Summary and Analysis Chapters 11-12



Murdstone and Grinby's warehouse is on a wharf; the entire building is overrun with rats and "discoloured with the dirt and smoke of a hundred years." David's job, along with three or four other boys his age, is to wash bottles and paste on new labels. David is introduced to Mr. Micawber, with whom he is to live, and then he is put to work. At eight o'clock, Mr. Micawber returns to take David to his lodgings, where the young lad is introduced to Mrs. Micawber and her small children.

David learns that the family has been forced to take in a lodger because of Mr. Micawber's debts, and later David notices that creditors appear at the house at all hours of the day. However, Mr. Micawber, with his implicit faith that "something will turn up," seems unperturbed by their demands for money.

David offers to help the family with the loan of his wages, but instead, Mrs. Micawber asks him to pawn household goods for them so that the family can buy food. This suffices for awhile, but at last Mr. Micawber is arrested and taken to debtors' prison, where his family soon joins him; here David observes that "they live more comfortably . . . than they had lived for a long while . . ." (English jails at that time allowed family members to live with the imprisoned debtor.)

David rents a small room near the prison and continues his solitary existence. The work at Murdstone and Grinby's warehouse is degrading, and the other boys employed there are a lowly group of urchins.

Mr. Micawber holds a dinner party at the prison in celebration of his impending release, and Mrs. Micawber vows to David that she "will never desert Mr. Micawber" no matter how difficult things become. Upon his release, the Micawbers decide to move to Plymouth, where Mr. Micawber can "exert his talents in the country." This influences David to end his "weary days at Murdstone and Grinby's" and run away to Miss Betsey Trotwood, his only relation and a person who he thinks might be sympathetic to his plight.

David writes Peggotty for Miss Betsey's address and the loan of a half-guinea for travelling expenses. When this arrives, he hires a young man with a cart to transport his trunk to the coach office, but the stranger steals his half-guinea and rides off with the trunk. David is alone in London without luggage or funds.


Dickens' own childhood forms a good deal of the background of Chapter 11, and Mr. Micawber is a brilliant caricature of Dickens' father. The degradation that David feels at Murdstone and Grinby's is an exact account of the author's feelings about his early life. At the age of nine, Dickens' father, along with the rest of his family, was sent to debtors' prison and Charles became an apprentice in a blacking factory, pasting labels on bottles. His parents appeared to show little concern for Charles' situation, especially the boy's education. Although the Micawbers are treated humorously in the novel, Dickens never forgave his own parents and always thought that his upbringing was no better than an orphan's.

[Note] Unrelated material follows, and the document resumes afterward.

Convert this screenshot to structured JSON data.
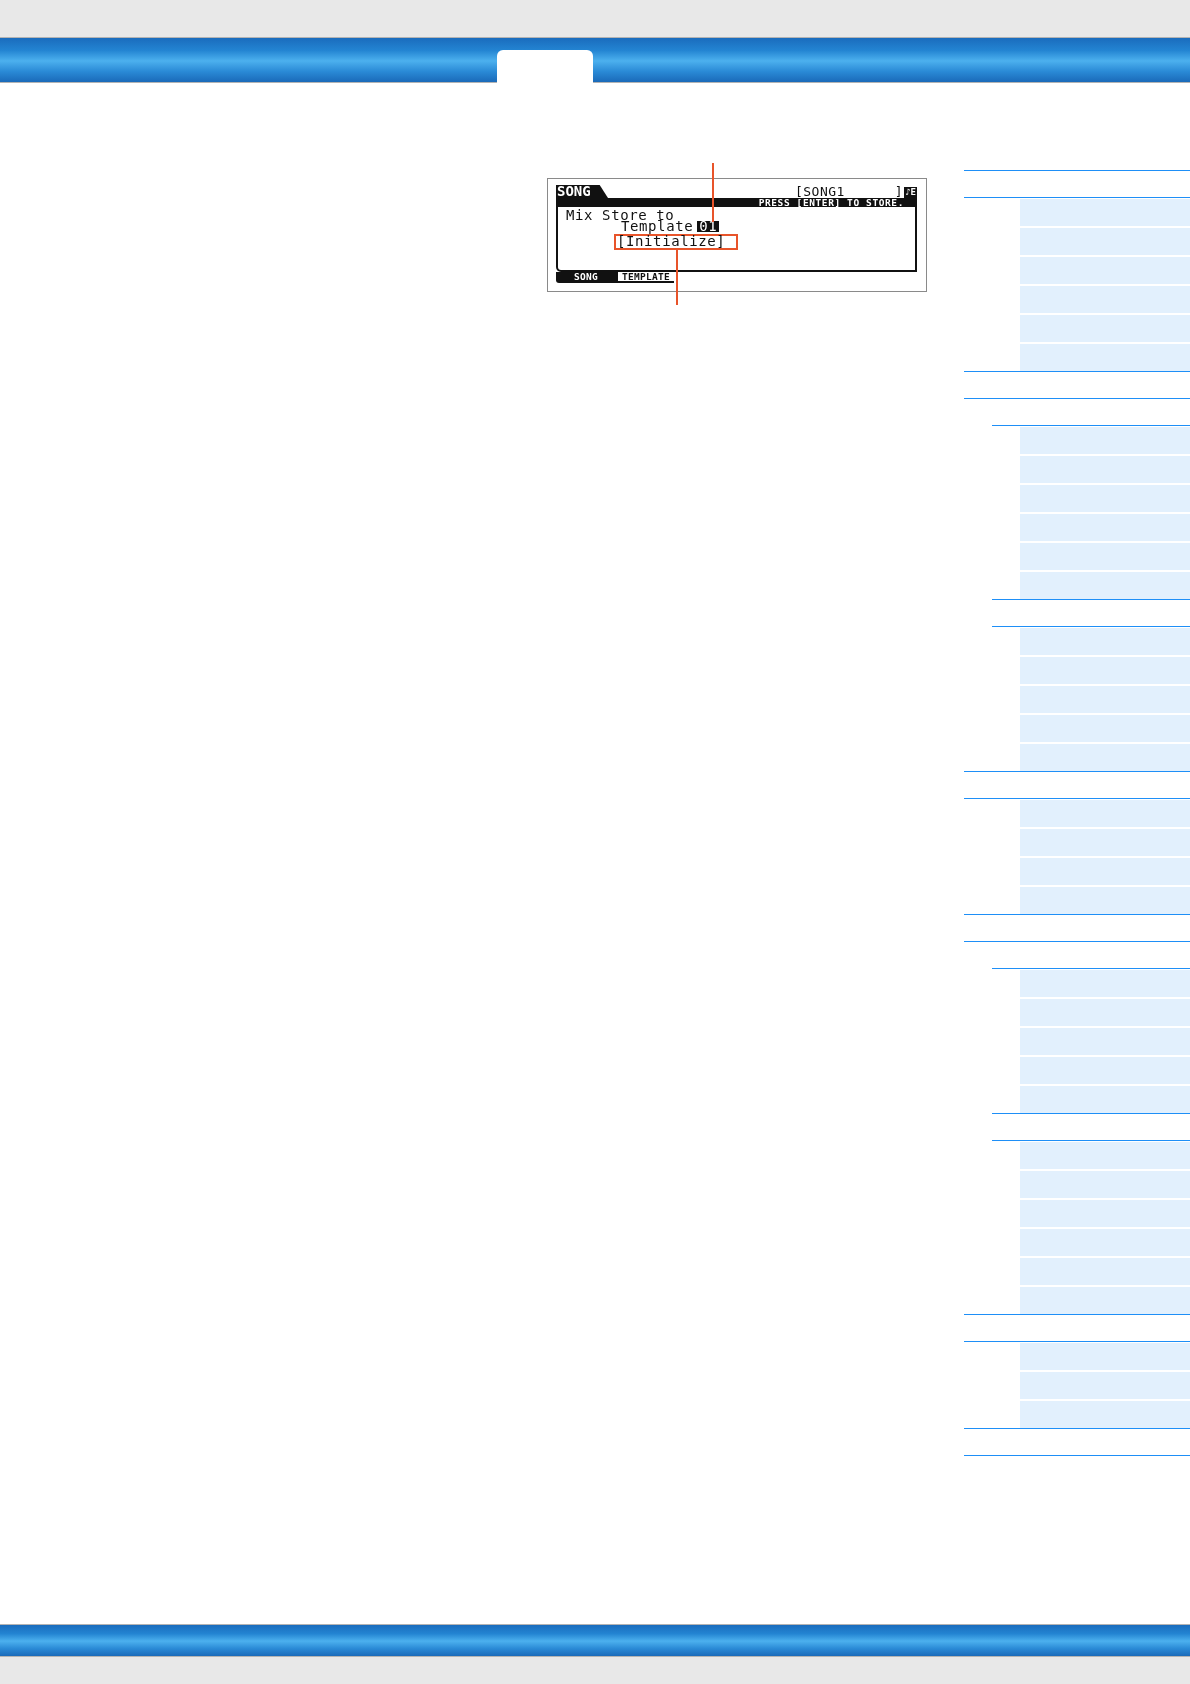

Chapter 12 develops the characters of the Micawbers, who were introduced in the previous chapter as David's landlords. The mutual good feeling between David and the family suggests that their relationship will ripen into deep friendship.

In addition, David's escape from drudgery leads him into deeper troubles as he sets out for Miss Betsey's. This is an example of Dickens' protest against the exposure of children to hardships, a protest that is found in so much of his writing.